Records drawn from a dataset:

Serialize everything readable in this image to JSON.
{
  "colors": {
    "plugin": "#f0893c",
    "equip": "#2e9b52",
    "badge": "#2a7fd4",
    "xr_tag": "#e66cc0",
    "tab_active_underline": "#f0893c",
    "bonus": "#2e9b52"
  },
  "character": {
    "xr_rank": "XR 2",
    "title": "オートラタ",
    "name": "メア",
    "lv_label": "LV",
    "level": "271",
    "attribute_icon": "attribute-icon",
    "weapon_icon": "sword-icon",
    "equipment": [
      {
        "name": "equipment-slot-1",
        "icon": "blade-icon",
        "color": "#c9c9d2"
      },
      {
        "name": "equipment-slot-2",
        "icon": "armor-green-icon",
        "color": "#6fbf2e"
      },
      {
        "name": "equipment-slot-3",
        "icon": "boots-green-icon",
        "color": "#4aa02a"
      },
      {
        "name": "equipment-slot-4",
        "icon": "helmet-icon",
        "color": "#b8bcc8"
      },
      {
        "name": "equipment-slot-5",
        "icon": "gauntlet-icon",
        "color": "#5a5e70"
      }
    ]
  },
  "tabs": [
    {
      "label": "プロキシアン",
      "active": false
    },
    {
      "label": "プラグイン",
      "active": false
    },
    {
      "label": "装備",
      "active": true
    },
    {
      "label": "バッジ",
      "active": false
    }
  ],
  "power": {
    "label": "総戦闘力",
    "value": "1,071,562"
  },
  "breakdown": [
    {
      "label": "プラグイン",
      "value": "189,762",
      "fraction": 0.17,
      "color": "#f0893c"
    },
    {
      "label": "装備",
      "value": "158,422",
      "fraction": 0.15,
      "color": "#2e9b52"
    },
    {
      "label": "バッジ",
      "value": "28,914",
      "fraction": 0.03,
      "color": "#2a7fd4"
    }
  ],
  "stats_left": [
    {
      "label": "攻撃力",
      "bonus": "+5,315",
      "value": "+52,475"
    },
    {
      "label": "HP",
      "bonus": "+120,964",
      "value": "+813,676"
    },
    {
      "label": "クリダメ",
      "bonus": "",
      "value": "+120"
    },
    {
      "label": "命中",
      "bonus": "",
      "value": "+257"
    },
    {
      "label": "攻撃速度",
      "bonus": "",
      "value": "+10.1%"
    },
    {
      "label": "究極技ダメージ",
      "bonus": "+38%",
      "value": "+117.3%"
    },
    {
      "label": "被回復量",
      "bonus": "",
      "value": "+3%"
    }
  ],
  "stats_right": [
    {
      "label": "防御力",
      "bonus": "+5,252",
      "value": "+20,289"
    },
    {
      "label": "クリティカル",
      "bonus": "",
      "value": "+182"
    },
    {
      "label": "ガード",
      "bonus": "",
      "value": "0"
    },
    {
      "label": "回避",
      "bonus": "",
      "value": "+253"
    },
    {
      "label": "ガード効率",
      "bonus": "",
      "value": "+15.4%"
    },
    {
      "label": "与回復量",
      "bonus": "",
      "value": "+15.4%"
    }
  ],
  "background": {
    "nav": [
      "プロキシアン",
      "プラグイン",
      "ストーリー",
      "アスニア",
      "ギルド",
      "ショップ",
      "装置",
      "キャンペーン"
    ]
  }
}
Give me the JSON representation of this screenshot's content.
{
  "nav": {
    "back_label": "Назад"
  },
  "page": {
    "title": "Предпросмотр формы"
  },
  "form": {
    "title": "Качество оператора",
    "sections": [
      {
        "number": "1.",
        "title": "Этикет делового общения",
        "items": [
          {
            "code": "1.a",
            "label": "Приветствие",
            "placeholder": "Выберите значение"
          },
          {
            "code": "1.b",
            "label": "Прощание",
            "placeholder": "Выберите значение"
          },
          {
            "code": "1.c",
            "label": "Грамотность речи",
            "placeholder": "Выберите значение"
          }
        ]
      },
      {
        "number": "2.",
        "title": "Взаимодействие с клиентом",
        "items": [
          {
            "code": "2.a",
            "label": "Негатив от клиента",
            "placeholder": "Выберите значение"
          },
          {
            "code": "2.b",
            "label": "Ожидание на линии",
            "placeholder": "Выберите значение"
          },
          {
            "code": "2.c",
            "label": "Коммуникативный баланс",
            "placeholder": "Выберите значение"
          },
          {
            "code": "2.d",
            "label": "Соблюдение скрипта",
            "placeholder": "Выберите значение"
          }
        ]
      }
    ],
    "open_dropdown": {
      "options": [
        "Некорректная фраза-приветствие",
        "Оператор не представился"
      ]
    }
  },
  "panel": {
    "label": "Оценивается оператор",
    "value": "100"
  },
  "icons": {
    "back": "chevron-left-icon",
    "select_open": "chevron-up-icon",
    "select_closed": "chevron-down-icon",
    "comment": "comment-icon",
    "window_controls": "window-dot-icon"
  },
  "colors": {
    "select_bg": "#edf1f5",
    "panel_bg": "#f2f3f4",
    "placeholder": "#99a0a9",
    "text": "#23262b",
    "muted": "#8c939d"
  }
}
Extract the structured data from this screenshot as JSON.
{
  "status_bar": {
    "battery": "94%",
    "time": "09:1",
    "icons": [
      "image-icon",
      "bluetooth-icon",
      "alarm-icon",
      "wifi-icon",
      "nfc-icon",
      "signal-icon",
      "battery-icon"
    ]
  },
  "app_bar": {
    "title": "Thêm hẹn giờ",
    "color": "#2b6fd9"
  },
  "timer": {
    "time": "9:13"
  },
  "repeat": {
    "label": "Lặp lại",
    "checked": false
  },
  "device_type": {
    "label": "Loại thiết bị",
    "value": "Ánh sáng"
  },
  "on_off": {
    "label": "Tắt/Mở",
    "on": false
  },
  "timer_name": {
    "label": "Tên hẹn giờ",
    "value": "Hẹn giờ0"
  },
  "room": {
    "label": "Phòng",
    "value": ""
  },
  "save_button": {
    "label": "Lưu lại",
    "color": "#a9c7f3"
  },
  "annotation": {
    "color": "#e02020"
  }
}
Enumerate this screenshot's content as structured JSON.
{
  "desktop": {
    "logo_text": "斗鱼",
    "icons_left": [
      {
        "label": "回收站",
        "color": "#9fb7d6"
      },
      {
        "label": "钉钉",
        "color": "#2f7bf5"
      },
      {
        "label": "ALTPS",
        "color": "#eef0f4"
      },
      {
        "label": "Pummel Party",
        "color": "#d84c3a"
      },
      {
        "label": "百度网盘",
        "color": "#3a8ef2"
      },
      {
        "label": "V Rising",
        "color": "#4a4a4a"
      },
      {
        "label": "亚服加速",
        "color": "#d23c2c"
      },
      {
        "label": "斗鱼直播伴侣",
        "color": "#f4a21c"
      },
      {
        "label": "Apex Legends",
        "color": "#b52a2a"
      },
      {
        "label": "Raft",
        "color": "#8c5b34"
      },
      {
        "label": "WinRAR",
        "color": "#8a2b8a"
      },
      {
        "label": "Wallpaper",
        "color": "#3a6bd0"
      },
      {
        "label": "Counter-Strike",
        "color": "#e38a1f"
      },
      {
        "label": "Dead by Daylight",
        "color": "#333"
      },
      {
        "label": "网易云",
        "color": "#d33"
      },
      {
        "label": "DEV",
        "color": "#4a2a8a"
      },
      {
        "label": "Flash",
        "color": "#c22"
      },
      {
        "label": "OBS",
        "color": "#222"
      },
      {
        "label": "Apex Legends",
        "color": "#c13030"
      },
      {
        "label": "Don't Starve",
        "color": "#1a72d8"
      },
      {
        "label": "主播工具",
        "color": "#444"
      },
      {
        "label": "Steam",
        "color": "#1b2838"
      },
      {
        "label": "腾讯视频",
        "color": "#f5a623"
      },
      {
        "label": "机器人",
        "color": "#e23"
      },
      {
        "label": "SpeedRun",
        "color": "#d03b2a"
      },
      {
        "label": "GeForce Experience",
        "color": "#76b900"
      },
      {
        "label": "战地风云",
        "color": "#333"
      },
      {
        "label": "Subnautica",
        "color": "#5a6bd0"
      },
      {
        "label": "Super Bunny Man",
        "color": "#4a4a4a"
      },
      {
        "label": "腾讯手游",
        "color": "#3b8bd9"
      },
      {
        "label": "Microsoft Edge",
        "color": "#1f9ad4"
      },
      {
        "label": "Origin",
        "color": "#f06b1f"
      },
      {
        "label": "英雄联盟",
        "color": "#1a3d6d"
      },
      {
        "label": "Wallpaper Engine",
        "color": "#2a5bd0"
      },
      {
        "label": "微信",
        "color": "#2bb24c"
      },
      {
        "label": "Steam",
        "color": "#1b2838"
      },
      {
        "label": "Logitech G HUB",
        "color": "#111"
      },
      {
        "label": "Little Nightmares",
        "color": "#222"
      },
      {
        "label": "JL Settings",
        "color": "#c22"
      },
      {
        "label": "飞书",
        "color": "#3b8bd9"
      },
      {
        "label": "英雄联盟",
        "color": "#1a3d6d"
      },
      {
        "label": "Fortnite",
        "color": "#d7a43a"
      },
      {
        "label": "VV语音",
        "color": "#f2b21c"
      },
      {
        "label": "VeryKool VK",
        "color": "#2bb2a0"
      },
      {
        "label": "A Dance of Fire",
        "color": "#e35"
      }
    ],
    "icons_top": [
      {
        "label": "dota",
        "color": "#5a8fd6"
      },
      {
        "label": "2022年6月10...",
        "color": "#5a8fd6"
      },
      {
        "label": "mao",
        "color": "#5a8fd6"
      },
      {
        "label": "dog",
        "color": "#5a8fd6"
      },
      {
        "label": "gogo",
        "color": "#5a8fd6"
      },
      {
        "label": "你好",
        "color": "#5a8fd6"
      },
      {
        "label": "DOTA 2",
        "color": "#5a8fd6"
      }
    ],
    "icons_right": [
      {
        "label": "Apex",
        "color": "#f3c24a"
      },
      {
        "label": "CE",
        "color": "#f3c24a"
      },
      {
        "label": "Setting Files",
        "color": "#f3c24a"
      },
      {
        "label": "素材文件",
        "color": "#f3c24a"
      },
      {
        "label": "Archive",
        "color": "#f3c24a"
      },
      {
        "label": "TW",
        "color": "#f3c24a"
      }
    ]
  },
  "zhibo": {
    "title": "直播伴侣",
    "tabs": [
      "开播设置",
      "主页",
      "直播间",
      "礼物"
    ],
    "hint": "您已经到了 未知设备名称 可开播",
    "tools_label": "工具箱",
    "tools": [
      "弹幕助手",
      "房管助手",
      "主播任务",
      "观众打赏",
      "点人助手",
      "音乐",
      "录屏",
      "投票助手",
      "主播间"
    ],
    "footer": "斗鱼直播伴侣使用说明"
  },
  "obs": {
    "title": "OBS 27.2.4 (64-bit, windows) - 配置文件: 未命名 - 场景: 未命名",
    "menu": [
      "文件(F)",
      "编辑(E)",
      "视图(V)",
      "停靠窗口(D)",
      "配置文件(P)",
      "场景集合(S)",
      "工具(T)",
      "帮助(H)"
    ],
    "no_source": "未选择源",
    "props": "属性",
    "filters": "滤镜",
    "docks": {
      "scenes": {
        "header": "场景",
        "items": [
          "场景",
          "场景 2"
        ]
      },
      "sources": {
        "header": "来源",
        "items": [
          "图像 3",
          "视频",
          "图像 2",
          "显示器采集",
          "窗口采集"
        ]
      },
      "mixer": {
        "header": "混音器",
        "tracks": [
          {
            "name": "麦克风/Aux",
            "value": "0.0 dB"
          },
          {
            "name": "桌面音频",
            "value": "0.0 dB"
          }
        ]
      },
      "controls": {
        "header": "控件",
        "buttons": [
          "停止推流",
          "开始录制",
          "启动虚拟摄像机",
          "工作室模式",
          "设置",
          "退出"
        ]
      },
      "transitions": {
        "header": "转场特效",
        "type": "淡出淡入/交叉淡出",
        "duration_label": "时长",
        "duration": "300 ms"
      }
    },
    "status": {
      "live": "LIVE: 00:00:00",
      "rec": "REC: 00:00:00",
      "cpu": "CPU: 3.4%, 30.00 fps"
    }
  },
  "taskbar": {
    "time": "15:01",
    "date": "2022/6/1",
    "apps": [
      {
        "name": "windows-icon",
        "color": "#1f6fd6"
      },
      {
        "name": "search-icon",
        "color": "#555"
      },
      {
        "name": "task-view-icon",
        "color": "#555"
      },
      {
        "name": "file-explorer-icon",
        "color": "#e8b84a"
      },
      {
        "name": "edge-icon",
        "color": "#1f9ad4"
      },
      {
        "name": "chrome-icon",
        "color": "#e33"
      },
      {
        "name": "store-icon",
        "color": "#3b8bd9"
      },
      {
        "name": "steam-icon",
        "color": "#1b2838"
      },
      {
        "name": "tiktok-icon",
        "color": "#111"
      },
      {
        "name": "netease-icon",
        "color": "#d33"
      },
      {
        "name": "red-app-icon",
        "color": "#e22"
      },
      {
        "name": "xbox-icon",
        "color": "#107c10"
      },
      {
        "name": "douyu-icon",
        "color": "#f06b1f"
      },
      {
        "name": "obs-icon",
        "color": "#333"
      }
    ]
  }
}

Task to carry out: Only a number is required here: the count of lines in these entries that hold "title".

Completed task: 8